Modified atmosphere packaging will continue to be used as a means of preservation within the food industry. For ‘clean’ products which require a longer shelf-life, modified atmosphere is an ideal solution, however concern over the excessive use of plastics is something we need to consider for the future.
The food industry has faced significant criticism for its use of plastics and this is driving the development of alternative materials. Although there are many options to explore, there are specific food groups where this will be more technically challenging. Products packed in a modified atmosphere require the materials to have specific barrier properties and maintain seal integrity for the duration of the shelf-life of the product or the modified atmosphere will be lost. This not only relates to chilled foods but many ambient products. Many snack products such as crisps, which have been targeted by anti-plastic groups, rely on nitrogen flushing to provide a longer shelf-life and maintain the quality of the snack, slowing rancidity which can result in off-flavours. If the food industry is going to continue to supply and develop the vast range of products consumers are currently used to, then new materials must provide the same properties to ensure the quality and safety of the product is maintained.
This article originally appeared in Food Science and Technology
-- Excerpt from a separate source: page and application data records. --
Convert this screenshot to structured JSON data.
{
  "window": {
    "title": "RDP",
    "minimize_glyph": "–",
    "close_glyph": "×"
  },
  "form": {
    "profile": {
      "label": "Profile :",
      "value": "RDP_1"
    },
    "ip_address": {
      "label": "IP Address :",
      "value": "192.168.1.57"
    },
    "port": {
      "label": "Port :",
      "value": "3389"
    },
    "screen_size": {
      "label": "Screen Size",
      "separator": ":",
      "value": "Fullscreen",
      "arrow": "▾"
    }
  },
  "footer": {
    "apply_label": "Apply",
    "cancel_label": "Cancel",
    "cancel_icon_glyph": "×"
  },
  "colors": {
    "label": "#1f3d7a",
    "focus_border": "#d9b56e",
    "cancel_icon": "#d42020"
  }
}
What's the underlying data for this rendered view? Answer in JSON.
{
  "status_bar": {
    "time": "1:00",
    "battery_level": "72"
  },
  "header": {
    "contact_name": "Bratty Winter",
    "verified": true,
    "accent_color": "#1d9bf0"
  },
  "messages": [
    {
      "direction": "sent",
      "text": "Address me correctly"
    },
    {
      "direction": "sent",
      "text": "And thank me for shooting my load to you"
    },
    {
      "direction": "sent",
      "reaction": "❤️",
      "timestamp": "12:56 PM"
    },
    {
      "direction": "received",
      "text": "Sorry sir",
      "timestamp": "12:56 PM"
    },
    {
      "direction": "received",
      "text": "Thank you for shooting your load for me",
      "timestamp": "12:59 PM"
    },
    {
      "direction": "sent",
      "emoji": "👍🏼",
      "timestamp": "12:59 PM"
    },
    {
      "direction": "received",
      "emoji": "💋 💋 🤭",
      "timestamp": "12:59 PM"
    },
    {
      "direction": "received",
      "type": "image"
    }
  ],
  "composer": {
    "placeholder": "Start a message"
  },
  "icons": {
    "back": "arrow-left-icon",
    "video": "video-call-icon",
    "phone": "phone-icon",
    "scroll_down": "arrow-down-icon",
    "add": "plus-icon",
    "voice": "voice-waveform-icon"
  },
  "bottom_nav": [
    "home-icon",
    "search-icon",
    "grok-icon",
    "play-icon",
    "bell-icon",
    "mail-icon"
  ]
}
Lynneric Potter is a food packaging specialist within the Department of Food Manufacturing Technologies at Campden BRI where she has worked since 1999. Lynneric’s main activities involve consultancy and testing of packaging materials to ensure they are fit for purpose.